This sounds like a dream, if you can make healthcare more affordable and easy to access, not just for people in the Western world but in developing countries, too. But there’s a slight problem, which is that I don’t think these technologies are quite as good as they claim to be. They still make a lot of mistakes. An interesting example about Babylon was when someone went on to the diagnosis chat box and said that they had a hurt elbow and the chat box eventually diagnosed that they had redness around the genitals. [laughs] So there were all these jokes online about how the bot didn’t know its ass from its elbow. [laughs]

The fact is, there’s nothing more private and personal than your medical data, particularly when it comes to your DNA. All these algorithms require huge amounts of data to be able to work. The question is, who owns your data and are you complicit in giving up your right to that data? I don’t think we’re at the point yet where we know how to navigate these issues, protecting people’s privacy while shooting for a more positive future.

As well as positive applications, your book is packed with stories of the harm that algorithms can do. Describe those for us.

The harm occurs when algorithms are given too much power. Returning to the example of algorithms being used in courtrooms, there are all these issues of bias. But there’s also the fact that these algorithms end up making mistakes. One example is a young man called Christopher Drew Brooks. He was a 19-year-old man from Virginia convicted of the statutory rape of a 14-year-old girl. They had been having a consensual relationship, but nonetheless she was under age, so he was convicted of a crime. During his trial an algorithm assessed his likelihood of re-offending.
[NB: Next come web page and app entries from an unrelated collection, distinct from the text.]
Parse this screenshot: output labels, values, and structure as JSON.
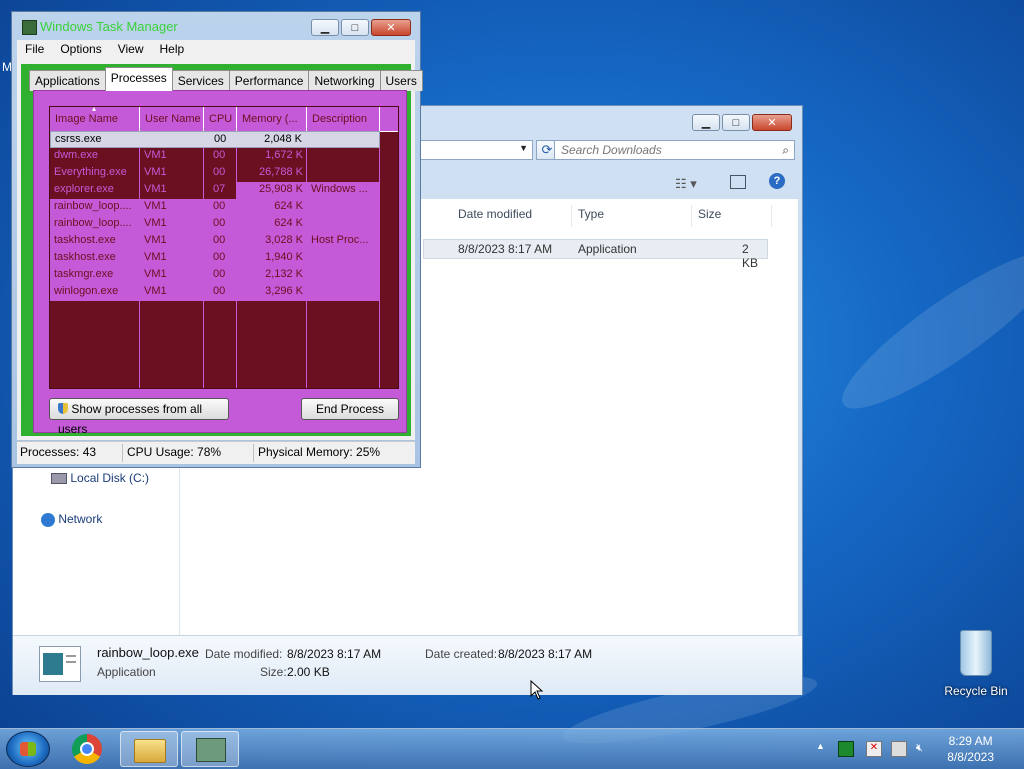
{
  "task_manager": {
    "title": "Windows Task Manager",
    "menu": [
      "File",
      "Options",
      "View",
      "Help"
    ],
    "tabs": [
      "Applications",
      "Processes",
      "Services",
      "Performance",
      "Networking",
      "Users"
    ],
    "active_tab": "Processes",
    "columns": [
      "Image Name",
      "User Name",
      "CPU",
      "Memory (...",
      "Description"
    ],
    "processes": [
      {
        "name": "csrss.exe",
        "user": "",
        "cpu": "00",
        "memory": "2,048 K",
        "description": ""
      },
      {
        "name": "dwm.exe",
        "user": "VM1",
        "cpu": "00",
        "memory": "1,672 K",
        "description": ""
      },
      {
        "name": "Everything.exe",
        "user": "VM1",
        "cpu": "00",
        "memory": "26,788 K",
        "description": ""
      },
      {
        "name": "explorer.exe",
        "user": "VM1",
        "cpu": "07",
        "memory": "25,908 K",
        "description": "Windows ..."
      },
      {
        "name": "rainbow_loop....",
        "user": "VM1",
        "cpu": "00",
        "memory": "624 K",
        "description": ""
      },
      {
        "name": "rainbow_loop....",
        "user": "VM1",
        "cpu": "00",
        "memory": "624 K",
        "description": ""
      },
      {
        "name": "taskhost.exe",
        "user": "VM1",
        "cpu": "00",
        "memory": "3,028 K",
        "description": "Host Proc..."
      },
      {
        "name": "taskhost.exe",
        "user": "VM1",
        "cpu": "00",
        "memory": "1,940 K",
        "description": ""
      },
      {
        "name": "taskmgr.exe",
        "user": "VM1",
        "cpu": "00",
        "memory": "2,132 K",
        "description": ""
      },
      {
        "name": "winlogon.exe",
        "user": "VM1",
        "cpu": "00",
        "memory": "3,296 K",
        "description": ""
      }
    ],
    "show_all_label": "Show processes from all users",
    "end_process_label": "End Process",
    "status": {
      "processes": "Processes: 43",
      "cpu": "CPU Usage: 78%",
      "memory": "Physical Memory: 25%"
    }
  },
  "explorer": {
    "search_placeholder": "Search Downloads",
    "columns": [
      "Date modified",
      "Type",
      "Size"
    ],
    "file_row": {
      "date": "8/8/2023 8:17 AM",
      "type": "Application",
      "size": "2 KB"
    },
    "nav": {
      "local_disk": "Local Disk (C:)",
      "network": "Network"
    },
    "details": {
      "name": "rainbow_loop.exe",
      "type": "Application",
      "date_modified_label": "Date modified:",
      "date_modified": "8/8/2023 8:17 AM",
      "date_created_label": "Date created:",
      "date_created": "8/8/2023 8:17 AM",
      "size_label": "Size:",
      "size": "2.00 KB"
    }
  },
  "desktop": {
    "recycle_bin": "Recycle Bin",
    "clock_time": "8:29 AM",
    "clock_date": "8/8/2023",
    "left_edge_text": "M"
  }
}
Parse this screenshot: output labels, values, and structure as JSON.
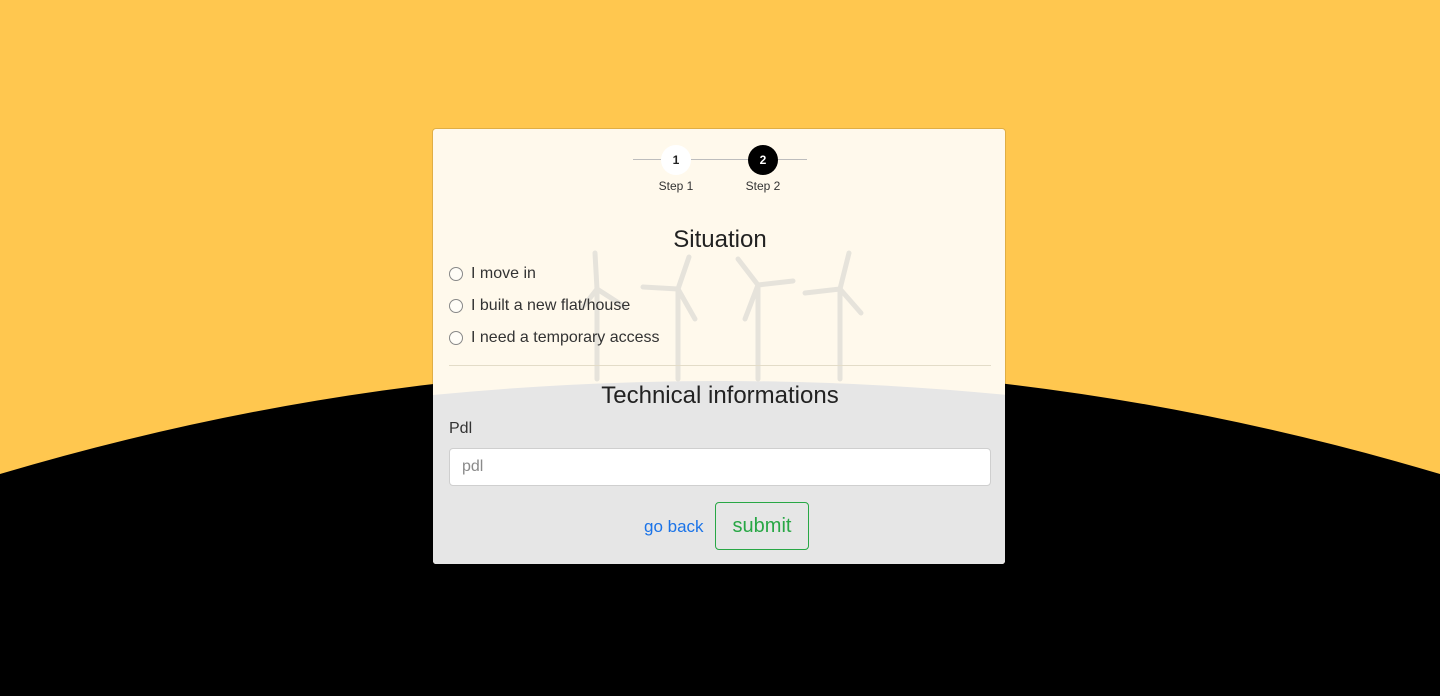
{
  "stepper": {
    "steps": [
      {
        "number": "1",
        "label": "Step 1",
        "state": "done"
      },
      {
        "number": "2",
        "label": "Step 2",
        "state": "active"
      }
    ]
  },
  "situation": {
    "title": "Situation",
    "options": [
      {
        "label": "I move in",
        "checked": false
      },
      {
        "label": "I built a new flat/house",
        "checked": false
      },
      {
        "label": "I need a temporary access",
        "checked": false
      }
    ]
  },
  "technical": {
    "title": "Technical informations",
    "pdl_label": "Pdl",
    "pdl_placeholder": "pdl",
    "pdl_value": ""
  },
  "actions": {
    "back_label": "go back",
    "submit_label": "submit"
  },
  "colors": {
    "sky": "#ffc74f",
    "ground": "#000000",
    "submit": "#28a745",
    "link": "#1a73e8",
    "active_step": "#000000"
  }
}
Being that he was only 19 years old, and was already committing sexual offenses, it concluded that there was a high chance he was going to return to a life of crime and it recommended he be given something like 18 months in jail.

That demonstrates how these algorithms can be illogical. This particular algorithm placed a lot of weight on age. But if Christopher Drew Brooks had been 36 years old, rather than 19, making him 22 years older than his victim, which by any metric makes the crime much worse, the algorithm would have considered him a low risk of re-offending, thus escaping jail entirely. You would hope in that kind of situation a judge would see the flaws of the algorithm and know to overrule it. But in that particular case, and in many others like it, we’re not seeing people standing up and trusting their own instincts over that of the algorithms. In this case, Christopher Drew Brooks’s sentence was increased on the say-so of the algorithm. That’s where the problems come in. Algorithms make mistakes and they can make calamitous mistakes. If we’re giving them power without a human thinking about the context and nuance of the situation, I think we are asking for trouble.

You write at the end of the book, “In the age of the algorithm, humans have never been more important.” Explain that idea for us, and the issues we may face going forward.

Ultimately, this isn’t a book about algorithms; this is a book about humans. It’s about how we fit into our own future, about how technology is changing the rules of how we are speaking to each other, democracy, medicine, policing, and justice. Everything is changing and it’s about how we need to take more control over our own future and decide how much power we want to give up. It’s also about how we’re not at that stage where humans are taken out of the picture. I don’t think the discussion should be about humans versus machines. The discussion should be about partnership of humans and machines together, about shaking hands with this new technology and embracing its flaws as well as acknowledging that we have flaws ourselves, and working out that partnership, a shared journey of possibilities for the future that exploits each other’s strengths as much as possible.

This interview was edited for length and clarity.

Simon Worrall curates Book Talk. Follow him on Twitter or at simonworrallauthor.com.